= Beginning of Section =

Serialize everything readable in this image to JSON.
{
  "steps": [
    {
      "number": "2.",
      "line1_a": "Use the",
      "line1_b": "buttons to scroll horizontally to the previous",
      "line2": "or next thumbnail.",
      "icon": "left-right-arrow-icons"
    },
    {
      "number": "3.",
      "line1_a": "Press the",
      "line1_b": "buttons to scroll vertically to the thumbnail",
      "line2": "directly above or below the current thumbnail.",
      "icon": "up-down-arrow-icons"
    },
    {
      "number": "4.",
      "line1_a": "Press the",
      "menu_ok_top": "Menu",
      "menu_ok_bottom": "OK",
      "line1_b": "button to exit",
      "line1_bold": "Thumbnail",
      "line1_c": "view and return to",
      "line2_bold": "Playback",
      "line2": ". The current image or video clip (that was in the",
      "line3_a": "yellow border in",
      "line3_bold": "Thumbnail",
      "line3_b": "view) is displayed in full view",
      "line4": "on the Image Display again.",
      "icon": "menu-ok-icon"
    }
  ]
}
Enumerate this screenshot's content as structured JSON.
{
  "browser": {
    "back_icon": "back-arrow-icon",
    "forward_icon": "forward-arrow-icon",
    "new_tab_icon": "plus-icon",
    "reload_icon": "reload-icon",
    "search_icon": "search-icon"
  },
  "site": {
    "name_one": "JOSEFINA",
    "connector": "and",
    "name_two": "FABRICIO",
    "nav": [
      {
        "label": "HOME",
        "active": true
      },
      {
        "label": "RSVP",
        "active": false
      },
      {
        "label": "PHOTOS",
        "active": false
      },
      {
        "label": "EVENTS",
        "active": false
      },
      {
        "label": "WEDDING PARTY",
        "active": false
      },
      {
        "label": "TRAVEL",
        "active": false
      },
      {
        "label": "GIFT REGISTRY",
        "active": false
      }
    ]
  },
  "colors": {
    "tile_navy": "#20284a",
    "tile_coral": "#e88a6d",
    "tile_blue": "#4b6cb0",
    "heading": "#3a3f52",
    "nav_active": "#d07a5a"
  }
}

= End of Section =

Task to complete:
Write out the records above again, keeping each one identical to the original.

Written response:
Serialize everything readable in this image to JSON.
{
  "steps": [
    {
      "number": "2.",
      "line1_a": "Use the",
      "line1_b": "buttons to scroll horizontally to the previous",
      "line2": "or next thumbnail.",
      "icon": "left-right-arrow-icons"
    },
    {
      "number": "3.",
      "line1_a": "Press the",
      "line1_b": "buttons to scroll vertically to the thumbnail",
      "line2": "directly above or below the current thumbnail.",
      "icon": "up-down-arrow-icons"
    },
    {
      "number": "4.",
      "line1_a": "Press the",
      "menu_ok_top": "Menu",
      "menu_ok_bottom": "OK",
      "line1_b": "button to exit",
      "line1_bold": "Thumbnail",
      "line1_c": "view and return to",
      "line2_bold": "Playback",
      "line2": ". The current image or video clip (that was in the",
      "line3_a": "yellow border in",
      "line3_bold": "Thumbnail",
      "line3_b": "view) is displayed in full view",
      "line4": "on the Image Display again.",
      "icon": "menu-ok-icon"
    }
  ]
}
Enumerate this screenshot's content as structured JSON.
{
  "browser": {
    "back_icon": "back-arrow-icon",
    "forward_icon": "forward-arrow-icon",
    "new_tab_icon": "plus-icon",
    "reload_icon": "reload-icon",
    "search_icon": "search-icon"
  },
  "site": {
    "name_one": "JOSEFINA",
    "connector": "and",
    "name_two": "FABRICIO",
    "nav": [
      {
        "label": "HOME",
        "active": true
      },
      {
        "label": "RSVP",
        "active": false
      },
      {
        "label": "PHOTOS",
        "active": false
      },
      {
        "label": "EVENTS",
        "active": false
      },
      {
        "label": "WEDDING PARTY",
        "active": false
      },
      {
        "label": "TRAVEL",
        "active": false
      },
      {
        "label": "GIFT REGISTRY",
        "active": false
      }
    ]
  },
  "colors": {
    "tile_navy": "#20284a",
    "tile_coral": "#e88a6d",
    "tile_blue": "#4b6cb0",
    "heading": "#3a3f52",
    "nav_active": "#d07a5a"
  }
}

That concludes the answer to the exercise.